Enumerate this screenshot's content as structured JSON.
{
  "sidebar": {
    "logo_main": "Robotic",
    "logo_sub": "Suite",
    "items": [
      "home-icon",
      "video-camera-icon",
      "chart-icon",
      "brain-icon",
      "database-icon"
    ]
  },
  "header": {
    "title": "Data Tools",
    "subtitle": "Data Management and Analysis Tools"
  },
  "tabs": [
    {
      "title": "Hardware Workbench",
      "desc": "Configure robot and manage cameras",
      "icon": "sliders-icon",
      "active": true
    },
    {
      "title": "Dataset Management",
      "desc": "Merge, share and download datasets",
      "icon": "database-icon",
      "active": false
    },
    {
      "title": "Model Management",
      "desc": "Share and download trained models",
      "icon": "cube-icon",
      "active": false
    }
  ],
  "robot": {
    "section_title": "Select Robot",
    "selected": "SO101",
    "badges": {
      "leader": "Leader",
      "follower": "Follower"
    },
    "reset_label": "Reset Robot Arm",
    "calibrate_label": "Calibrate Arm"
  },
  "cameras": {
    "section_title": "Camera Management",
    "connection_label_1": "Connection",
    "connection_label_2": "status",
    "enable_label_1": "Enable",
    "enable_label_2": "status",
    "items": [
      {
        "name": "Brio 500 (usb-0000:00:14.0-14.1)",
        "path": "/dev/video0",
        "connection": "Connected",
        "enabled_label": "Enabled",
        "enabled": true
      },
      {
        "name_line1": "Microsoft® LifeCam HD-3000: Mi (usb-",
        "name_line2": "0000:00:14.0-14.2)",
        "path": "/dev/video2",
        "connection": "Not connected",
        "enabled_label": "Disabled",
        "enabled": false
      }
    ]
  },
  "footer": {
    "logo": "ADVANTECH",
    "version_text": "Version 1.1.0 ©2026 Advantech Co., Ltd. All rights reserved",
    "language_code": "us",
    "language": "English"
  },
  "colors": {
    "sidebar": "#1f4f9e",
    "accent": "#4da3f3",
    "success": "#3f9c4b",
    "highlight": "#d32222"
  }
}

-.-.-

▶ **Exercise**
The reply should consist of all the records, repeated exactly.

▶ **Solution to this task**
Enumerate this screenshot's content as structured JSON.
{
  "sidebar": {
    "logo_main": "Robotic",
    "logo_sub": "Suite",
    "items": [
      "home-icon",
      "video-camera-icon",
      "chart-icon",
      "brain-icon",
      "database-icon"
    ]
  },
  "header": {
    "title": "Data Tools",
    "subtitle": "Data Management and Analysis Tools"
  },
  "tabs": [
    {
      "title": "Hardware Workbench",
      "desc": "Configure robot and manage cameras",
      "icon": "sliders-icon",
      "active": true
    },
    {
      "title": "Dataset Management",
      "desc": "Merge, share and download datasets",
      "icon": "database-icon",
      "active": false
    },
    {
      "title": "Model Management",
      "desc": "Share and download trained models",
      "icon": "cube-icon",
      "active": false
    }
  ],
  "robot": {
    "section_title": "Select Robot",
    "selected": "SO101",
    "badges": {
      "leader": "Leader",
      "follower": "Follower"
    },
    "reset_label": "Reset Robot Arm",
    "calibrate_label": "Calibrate Arm"
  },
  "cameras": {
    "section_title": "Camera Management",
    "connection_label_1": "Connection",
    "connection_label_2": "status",
    "enable_label_1": "Enable",
    "enable_label_2": "status",
    "items": [
      {
        "name": "Brio 500 (usb-0000:00:14.0-14.1)",
        "path": "/dev/video0",
        "connection": "Connected",
        "enabled_label": "Enabled",
        "enabled": true
      },
      {
        "name_line1": "Microsoft® LifeCam HD-3000: Mi (usb-",
        "name_line2": "0000:00:14.0-14.2)",
        "path": "/dev/video2",
        "connection": "Not connected",
        "enabled_label": "Disabled",
        "enabled": false
      }
    ]
  },
  "footer": {
    "logo": "ADVANTECH",
    "version_text": "Version 1.1.0 ©2026 Advantech Co., Ltd. All rights reserved",
    "language_code": "us",
    "language": "English"
  },
  "colors": {
    "sidebar": "#1f4f9e",
    "accent": "#4da3f3",
    "success": "#3f9c4b",
    "highlight": "#d32222"
  }
}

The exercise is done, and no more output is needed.